Parisa Siddiqui, Contributor
Spanish poet and playwright Federico García Lorca described his acclaimed surrealist play When Five Years Pass as “impossible.” Pulling together fragmented memories and a fantastical cast of characters, the play undulates between fantasy and reality, and is often unclear which one the characters are experiencing. Tuesday Night Café’s production of When Five Years Pass, is indeed as experimental as the intentions of the playwright.
According to director Anna Lytvynova, the play’s nonlinear narrative is part of what compelled her to put it up. “I’m very interested in modernist theatre, which is theatre from the early twentieth century that … strives for abstract aesthetics.” When Five Years Pass was written in 1931 in Spanish, and eventually translated to English by the 1940s. The play has no apparent central narrative and is replete with jumbled perspectives, spirits, and personified animals. Most of the characters have no names. Essentially, the plot goes as such: After waiting five years for his young fiancée (played by Sarah Mitchell) to return from abroad so they could marry, a Young Man (played by Ryan Mernin) discovers that her temperament and desires have changed with time, and she no longer wants him. He desires a child, and that desire leads him to his erstwhile Secretary (also played by Mitchell), who once loved him.
Lytvynova, who is in her final year of the honours theatre program at McGill, took the abstraction up a level by making her own stylistic choices. She decided to have each of the seven actors, with the exception of lead actor Mernin, play more than one role. “That was to expand on [the question of] ‘what does a body signify?’ If you put a body on stage, what does that do for the audience? We played around with identity being put onto a body rather than a body signifying identity,” she said.
Located in the lower floor of Morrice Hall, the performance area and the audience seating are close together and small, providing a degree of intimacy. The production mostly benefitted from the enclosure of the space. The actors did not have to project as much as they would have had to on a larger stage, so subtlety in delivery and facial expressiveness still registered. The tiny stage was sparsely furnished, but the actors made the most of the space.
Of course, this sort of intimacy also has its downfalls. The character of the Young Man is extremely intense when it comes to the subject of his first love, a teenage girl. His feelings for her manifest themselves in the form of deep anger and sadness when his love for her is criticized and ultimately when she decides to leave him. This meant that Mernin often shouted his lines to convey the forcefulness of his emotions, which was almost overwhelming at times, as he was merely feet away from the audience.
Audience members would do well to read the play or at least a summary of it before attending, as it is challenging to follow. Characters enter the stage for the first time with no introduction; the first scene of the first act opens in media res, amid a heated discussion between the Young Man and the more staid Old Man (played by David Fornari). Actors flit on and offstage, shifting between characters frequently. The play is densely packed with dialogue that is dated, lyrical, and bizarre. A friend of the Young Man (played by Yevgen Kravchenko) describes a girlfriend’s figure as “so slender that you’d need a tiny silver axe to dissect her.”

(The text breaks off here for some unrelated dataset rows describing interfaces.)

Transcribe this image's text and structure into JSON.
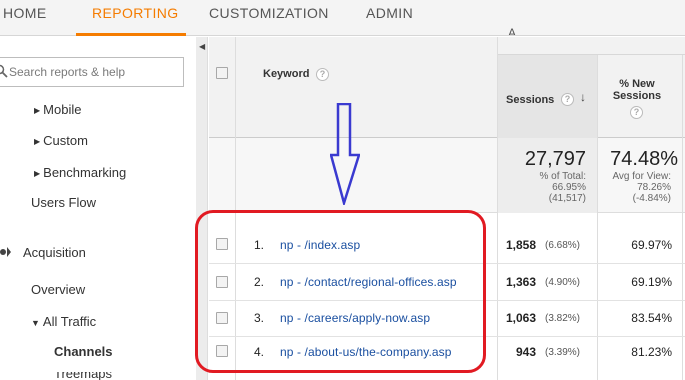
{
  "nav": {
    "tabs": [
      {
        "label": "HOME"
      },
      {
        "label": "REPORTING"
      },
      {
        "label": "CUSTOMIZATION"
      },
      {
        "label": "ADMIN"
      }
    ]
  },
  "sidebar": {
    "search_placeholder": "Search reports & help",
    "items": [
      {
        "label": "Mobile"
      },
      {
        "label": "Custom"
      },
      {
        "label": "Benchmarking"
      },
      {
        "label": "Users Flow"
      },
      {
        "label": "Acquisition"
      },
      {
        "label": "Overview"
      },
      {
        "label": "All Traffic"
      },
      {
        "label": "Channels"
      },
      {
        "label": "Treemaps"
      }
    ]
  },
  "table": {
    "header_top": "A",
    "columns": {
      "keyword": "Keyword",
      "sessions": "Sessions",
      "new_sessions": "% New Sessions"
    },
    "summary": {
      "sessions_total": "27,797",
      "sessions_note_1": "% of Total:",
      "sessions_note_2": "66.95%",
      "sessions_note_3": "(41,517)",
      "new_total": "74.48%",
      "new_note_1": "Avg for View:",
      "new_note_2": "78.26%",
      "new_note_3": "(-4.84%)"
    },
    "rows": [
      {
        "num": "1.",
        "keyword": "np - /index.asp",
        "sessions": "1,858",
        "pct": "(6.68%)",
        "new": "69.97%"
      },
      {
        "num": "2.",
        "keyword": "np - /contact/regional-offices.asp",
        "sessions": "1,363",
        "pct": "(4.90%)",
        "new": "69.19%"
      },
      {
        "num": "3.",
        "keyword": "np - /careers/apply-now.asp",
        "sessions": "1,063",
        "pct": "(3.82%)",
        "new": "83.54%"
      },
      {
        "num": "4.",
        "keyword": "np - /about-us/the-company.asp",
        "sessions": "943",
        "pct": "(3.39%)",
        "new": "81.23%"
      }
    ]
  },
  "colors": {
    "accent": "#f57c00",
    "link": "#1a4fa0",
    "annotation_box": "#e11a22",
    "annotation_arrow": "#3a3ad0"
  }
}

Time, perspective, and memory bleed into one another, and because of the fluidity of the timeline, the characters’ mental states shift at the drop of a hat. One of actress Alice Hinchliffe’s characters, a flamboyant woman described as “Second Friend” in the playbill, goes from conversing with the Young Man to crying out and collapsing onto the floor after describing how she saw a woman turn into a drop of water before her eyes as an infant in a matter of seconds, quietly singing to herself for the remainder of the scene. That scene is a microcosm of the play as a whole ㅡ confusing and dreamlike. The TNC production is unconventional, simply put, shrouded somewhat by the fragmented and exploratory haze of student theatre, but it delivers as an experience of something outside of the tried-and-true stage staples of many other McGill productions.
When Five Years Pass will be playing at Morrice Hall from February 22nd to 25th at 8pm. Tickets are $6 for students and $10 for general admission.